To address these concerns Facebook has recently simplified the presentation of the privacy settings. What you see when you go in to the privacy settings [under Account in the top right corner] looks like this if you haven’t changed any of the settings:

Facebook default privacy settingsThis is a summary. When you click on Customize settings you can change all of these settings, in much more detail thank you can see here.

This is what my own settings look like:

Updated privacy settingsThere is some information that Everyone can see, and that’s that. Your name, your photo, your gender and your networks (which are optional) is always visible so that people can find you. Everything else is customisable, from Everyone to Only Me:

  • Everyone
  • Friends of Friends
  • Just Friends
  • Customizable – allows you to choose individual people, lists of people, or Only Me

Of course, there is a balance between what you don’t want people to know about you and what people need to be able to see so they know it’s you. I suspect this balance is different for everyone, depending on what you want from Facebook. If you want to get in contact with people you went to school with all those years ago then it helps them to find you if you put your high school and year of graduation in and make it visible to Everyone. If the very thought fills you with horror, then don’t enter it, or make access more restricted. Professional networking needs employment details, connecting with classmates needs your current school or university, and so on.

I think the problem some of us have with Facebook is that we don’t know enough about how to control it. Once you learn how to make the changes you want it can become an indispensable part of how you communicate with friends and family.
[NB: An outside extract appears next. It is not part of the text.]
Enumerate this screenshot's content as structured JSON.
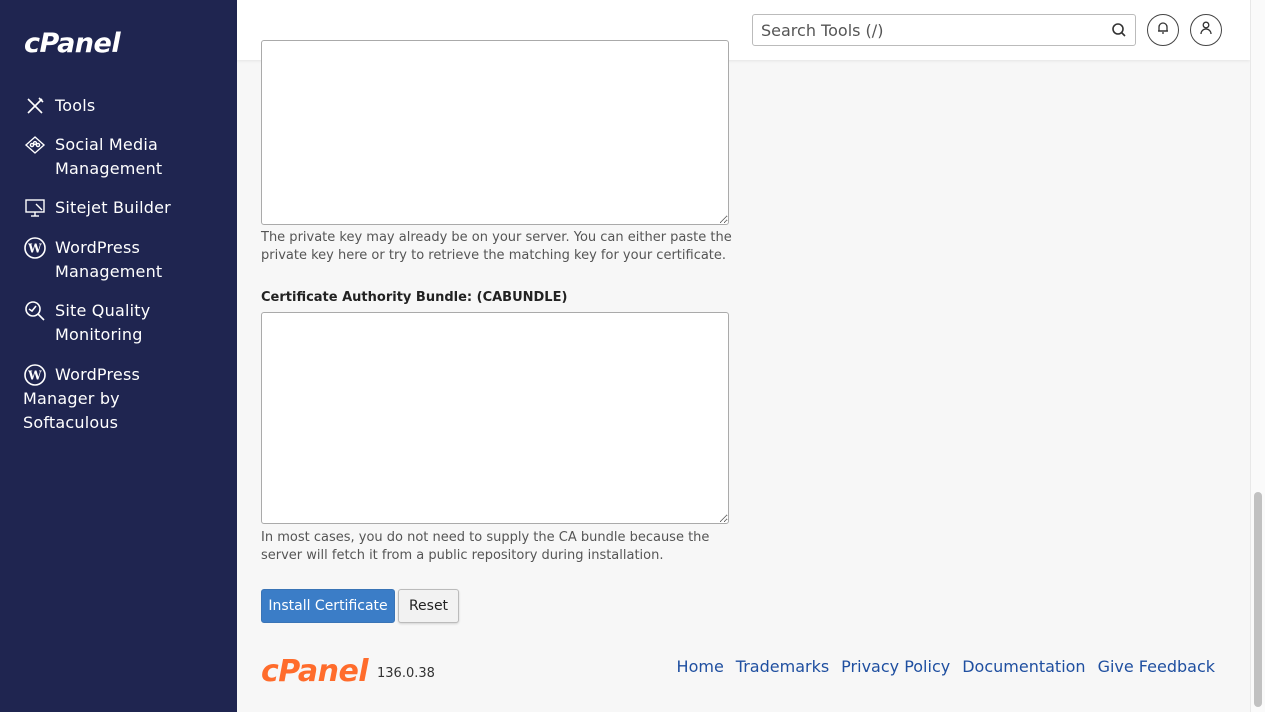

I’m pleased to say that some of the students in my class last week have gone on to become confident, active members of Facebook.

Don’t be afraid of Facebook, take control!

FaceBook advertising debrief

FaceBookThe ad ran for 4 days in total, resulting in a credit card charge of US$20 and a doubling of the number of fans for the Society of Australian Genealogists page on Facebook.

Now all I need to do is to give them something to look at every few days! Volunteers gratefully accepted.